Like most women living on the streets, violence became a recurring theme.
“I mean the most severe I guess was a few months ago down off the Columbia Slough,” said Kendrick. “This guy heard us arguing and got mad and took my tablet and started threatening to throw it in the water. And so I started like trying to get it back from him, and he proceeded to pick me up off the ground and slam me repeatedly into the ground, and I’m like this tiny girl so all I could do was curl up and try to protect myself.”
It lead to one of several emergency room visits.
“I ended up at the hospital with severe, multiple contusions down my whole body,” she said.
Kendrick said the routine showed no sign of changing, until late last year when she saw a friend’s post on Facebook.
The friend worked with the Village Coalition, and he wrote about brewing plans to organize a tiny house village for homeless women in Portland.
“I messaged him and I was like, 'You need to get me in contact with whoever’s doing this. We need to be there,’” she recalled.
The friend put Kendrick and her wife in touch with staff at Catholic Charities, the nonprofit tapped by the city to run the yearlong pilot project.
The women were each interviewed twice, separately.
They were also required to attend an informational meeting at Hazelnut Grove, a city-sanctioned camp near North Interstate and Greeley avenues.
Initially, Kendrick was told she was too young. Staff were looking for women over the age of 25.
She wrote a letter, appealing the decision, and won.
Her pod is gray, with a red door.
She lives there with her therapy dog Dexter. Her wife, who did not wish to be interviewed, lives next door.
Kendrick said staff originally offered to let the couple live together, but they decided living as relative newlyweds in such cramped quarters could be a source of conflict.
“We thought having a separate space to go to, to kind of have the space, is important,” she said. “And since we don’t have a house that I could be like ‘Go to the living room!’ I can at least be like, ‘Go to your pod!’”
Kendrick said since moving in, conflict in the camp overall has been minimal.
It’s surrounded by a tall, chain-link fence with locked gates.
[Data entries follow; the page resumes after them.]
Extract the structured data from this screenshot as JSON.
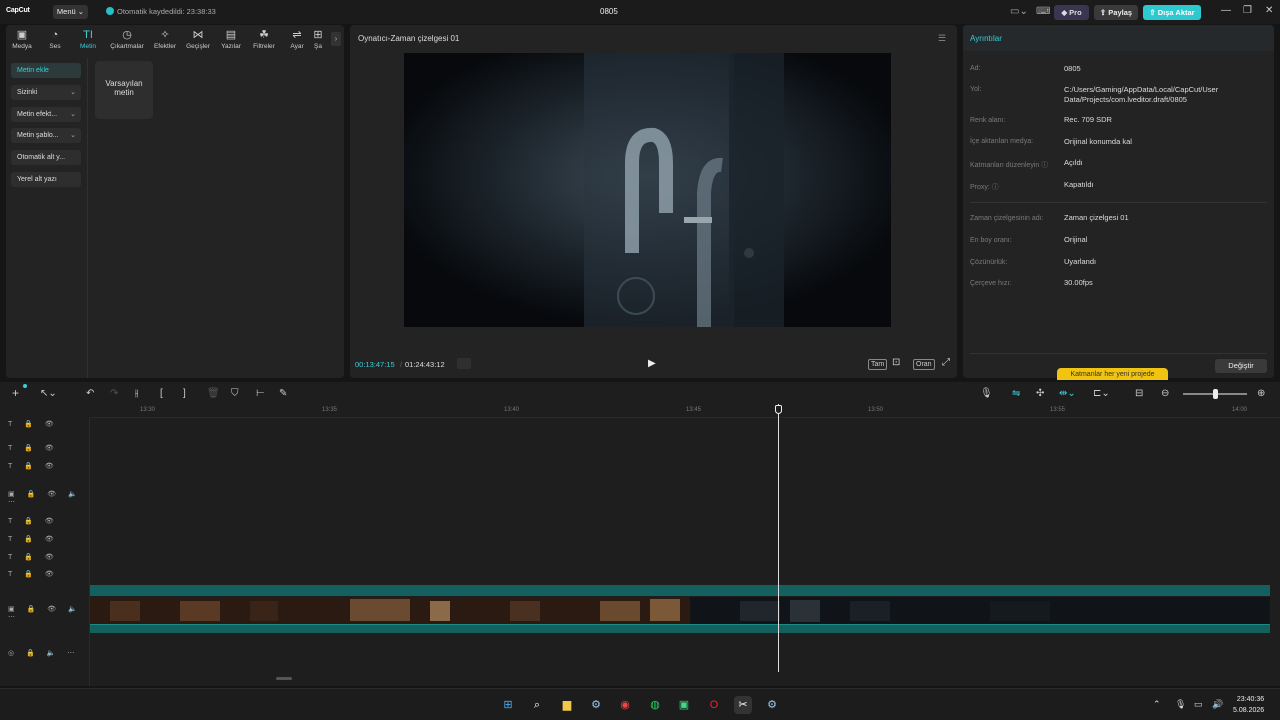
{
  "titlebar": {
    "logo": "CapCut",
    "menu_label": "Menü",
    "autosave": "Otomatik kaydedildi: 23:38:33",
    "project_name": "0805",
    "pro_label": "Pro",
    "share_label": "Paylaş",
    "export_label": "Dışa Aktar"
  },
  "tabs": [
    {
      "label": "Medya",
      "icon": "media-icon"
    },
    {
      "label": "Ses",
      "icon": "audio-icon"
    },
    {
      "label": "Metin",
      "icon": "text-icon"
    },
    {
      "label": "Çıkartmalar",
      "icon": "sticker-icon"
    },
    {
      "label": "Efektler",
      "icon": "effects-icon"
    },
    {
      "label": "Geçişler",
      "icon": "transitions-icon"
    },
    {
      "label": "Yazılar",
      "icon": "captions-icon"
    },
    {
      "label": "Filtreler",
      "icon": "filters-icon"
    },
    {
      "label": "Ayar",
      "icon": "adjust-icon"
    },
    {
      "label": "Şa",
      "icon": "template-icon"
    }
  ],
  "sidebar": {
    "items": [
      {
        "label": "Metin ekle"
      },
      {
        "label": "Sizinki"
      },
      {
        "label": "Metin efekt..."
      },
      {
        "label": "Metin şablo..."
      },
      {
        "label": "Otomatik alt y..."
      },
      {
        "label": "Yerel alt yazı"
      }
    ]
  },
  "text_card": {
    "label": "Varsayılan metin"
  },
  "player": {
    "title": "Oynatıcı-Zaman çizelgesi 01",
    "current_time": "00:13:47:15",
    "total_time": "01:24:43:12",
    "full_label": "Tam",
    "ratio_label": "Oran"
  },
  "details": {
    "header": "Ayrıntılar",
    "rows": [
      {
        "key": "Ad:",
        "value": "0805"
      },
      {
        "key": "Yol:",
        "value": "C:/Users/Gaming/AppData/Local/CapCut/User Data/Projects/com.lveditor.draft/0805"
      },
      {
        "key": "Renk alanı:",
        "value": "Rec. 709 SDR"
      },
      {
        "key": "İçe aktarılan medya:",
        "value": "Orijinal konumda kal"
      },
      {
        "key": "Katmanları düzenleyin",
        "value": "Açıldı"
      },
      {
        "key": "Proxy:",
        "value": "Kapatıldı"
      },
      {
        "key": "Zaman çizelgesinin adı:",
        "value": "Zaman çizelgesi 01"
      },
      {
        "key": "En boy oranı:",
        "value": "Orijinal"
      },
      {
        "key": "Çözünürlük:",
        "value": "Uyarlandı"
      },
      {
        "key": "Çerçeve hızı:",
        "value": "30.00fps"
      }
    ],
    "tooltip": "Katmanlar her yeni projede",
    "modify_label": "Değiştir"
  },
  "timeline": {
    "ruler": [
      "13:30",
      "13:35",
      "13:40",
      "13:45",
      "13:50",
      "13:55",
      "14:00"
    ],
    "zoom_level": 0.5
  },
  "taskbar": {
    "time": "23:40:36",
    "date": "5.08.2026"
  },
  "colors": {
    "accent": "#38d0d8",
    "export_bg": "#2ec8d0",
    "track_teal": "#13605e",
    "tooltip_bg": "#f1c40f"
  }
}
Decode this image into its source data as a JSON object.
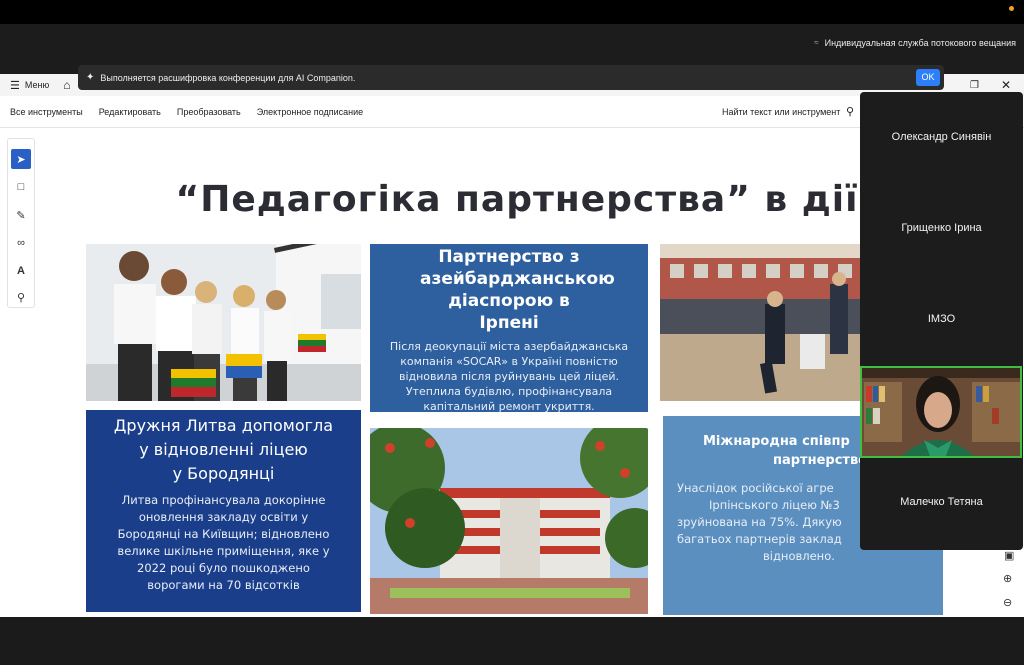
{
  "zoom": {
    "streaming_label": "Индивидуальная служба потокового вещания",
    "notification": "Выполняется расшифровка конференции для AI Companion.",
    "ok_label": "OK"
  },
  "app": {
    "menu_label": "Меню",
    "tools": [
      "Все инструменты",
      "Редактировать",
      "Преобразовать",
      "Электронное подписание"
    ],
    "search_label": "Найти текст или инструмент"
  },
  "slide": {
    "title": "“Педагогіка партнерства” в дії",
    "panel1": {
      "heading": "Партнерство з азейбарджанською діаспорою в Ірпені",
      "body_lines": [
        "Після деокупації міста  азербайджанська",
        "компанія «SOCAR» в Україні повністю",
        "відновила після руйнувань цей ліцей.",
        "Утеплила будівлю, профінансувала",
        "капітальний ремонт укриття."
      ]
    },
    "panel2": {
      "heading_lines": [
        "Дружня Литва допомогла",
        "у відновленні ліцею",
        "у Бородянці"
      ],
      "body_lines": [
        "Литва профінансувала докорінне",
        "оновлення закладу освіти у",
        "Бородянці на Київщин;  відновлено",
        "велике шкільне приміщення, яке у",
        "2022 році було пошкоджено",
        "ворогами на 70 відсотків"
      ]
    },
    "panel3": {
      "heading_lines": [
        "Міжнародна співпр",
        "партнерство"
      ],
      "body_lines": [
        "Унаслідок російської агре",
        "Ірпінського ліцею №3",
        "зруйнована на 75%. Дякую",
        "багатьох партнерів заклад",
        "відновлено."
      ]
    }
  },
  "participants": [
    "Олександр Синявін",
    "Грищенко Ірина",
    "ІМЗО",
    "Малечко Тетяна"
  ],
  "colors": {
    "panel_blue": "#2e5f9e",
    "panel_navy": "#1b3e8a",
    "panel_light": "#5b8fbf",
    "speaker_border": "#3fbf3f",
    "ok_button": "#2d7ff9"
  }
}
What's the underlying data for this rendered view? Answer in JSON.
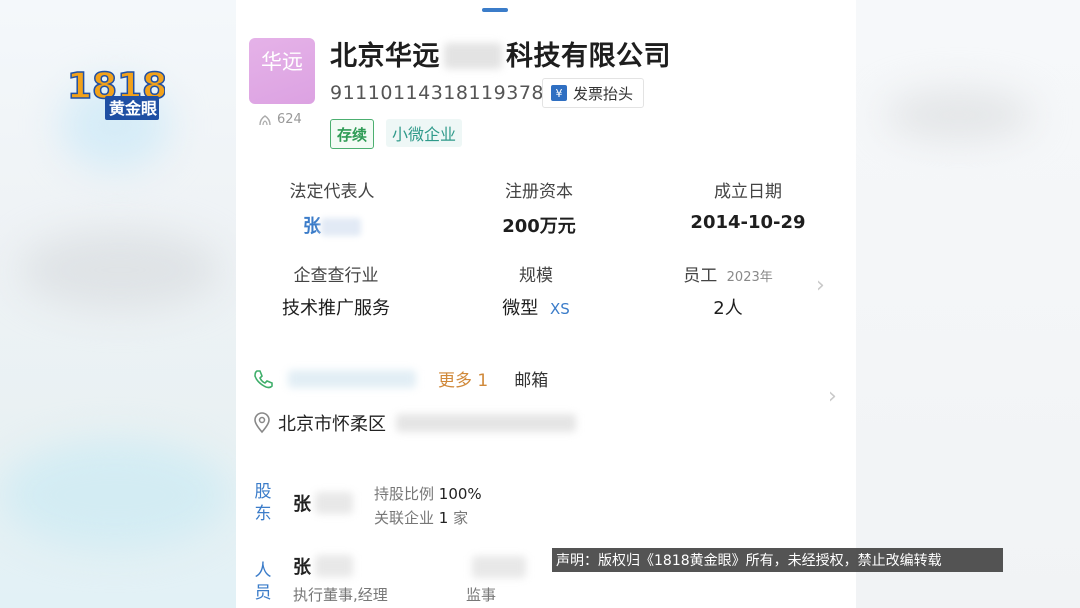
{
  "company": {
    "logo_text": "华远",
    "name_prefix": "北京华远",
    "name_suffix": "科技有限公司",
    "credit_code": "91110114318119378Y",
    "invoice_label": "发票抬头",
    "invoice_icon_glyph": "¥",
    "views": "624",
    "status": "存续",
    "scale_tag": "小微企业"
  },
  "info": {
    "legal_rep": {
      "label": "法定代表人",
      "value": "张"
    },
    "capital": {
      "label": "注册资本",
      "value": "200万元"
    },
    "founded": {
      "label": "成立日期",
      "value": "2014-10-29"
    },
    "industry": {
      "label": "企查查行业",
      "value": "技术推广服务"
    },
    "size": {
      "label": "规模",
      "value": "微型",
      "tag": "XS"
    },
    "staff": {
      "label": "员工",
      "year": "2023年",
      "value": "2人"
    }
  },
  "contact": {
    "more_label": "更多 1",
    "email_label": "邮箱",
    "address_prefix": "北京市怀柔区"
  },
  "shareholder": {
    "section_label_1": "股",
    "section_label_2": "东",
    "name": "张",
    "ratio_label": "持股比例",
    "ratio_value": "100%",
    "related_label": "关联企业",
    "related_value": "1",
    "related_unit": "家"
  },
  "personnel": {
    "section_label_1": "人",
    "section_label_2": "员",
    "person1_name": "张",
    "person1_role": "执行董事,经理",
    "person2_role": "监事"
  },
  "watermark": {
    "logo_number": "1818",
    "logo_text": "黄金眼",
    "disclaimer": "声明：版权归《1818黄金眼》所有，未经授权，禁止改编转载"
  },
  "colors": {
    "accent_blue": "#3b7cc9",
    "status_green": "#2f9c55",
    "more_orange": "#d0893a",
    "logo_pink": "#dca2e2"
  }
}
Guests are only allowed in between 9 a.m. and 9 p.m.
For those escaping abusive relationships or violence of any kind, they have a “ban list” with the names of prohibited guests.
Police haven’t had to respond to the site, Kendrick and Walseth said. KGW reached out to the Portland Police Bureau to confirm but hasn’t yet heard back.
Two of the original 14 women who moved in have moved out.
One was asked to leave. The other left voluntarily, said Walseth, the village manager.
“It’s not a community for everyone,” she said.
She added the more mundane elements of life at the village are settling down, too.
Two pods serve as a kitchen and bathroom, with two shower stalls inside it.
Most residents have potted plants or small gardens on their porches.
Walseth said in all, 30 days in, the yearlong pilot project appears to be a success.
“I think some of it is just the fact that someone has a door and a key and can lock themselves inside if they need to. They can put their belongings somewhere where they can feel safe so they can walk outside and get a job,” she said. “They can work on the garden together and build relationships that aren’t normally seen in any type of shelter or that kind of thing… It’s something that’s very different.”
Kendrick added a lot of the neighbors have stopped by to donate clothes and other items. The group is planning a barbeque soon, to meet more of the neighbors.
“I think that it works really well,” said Kendrick. “I feel really safe here and I hope our neighbors enjoy having us here. It’s really important to us, being here.”
She said she’s aware of future projects that may be modeled off the village.
In Kendrick’s mind, they can’t be built fast enough.
“People are always telling homeless people, 'Well, go get a job and do this!’" She said, "It’s like it’s really hard to expect people to do that with no place to sleep every night or worry that their stuff is going to be stolen or they can’t shower and be clean. I think it would be really good if other neighborhoods would do it and help people and not just women.”
Published July 20, 2017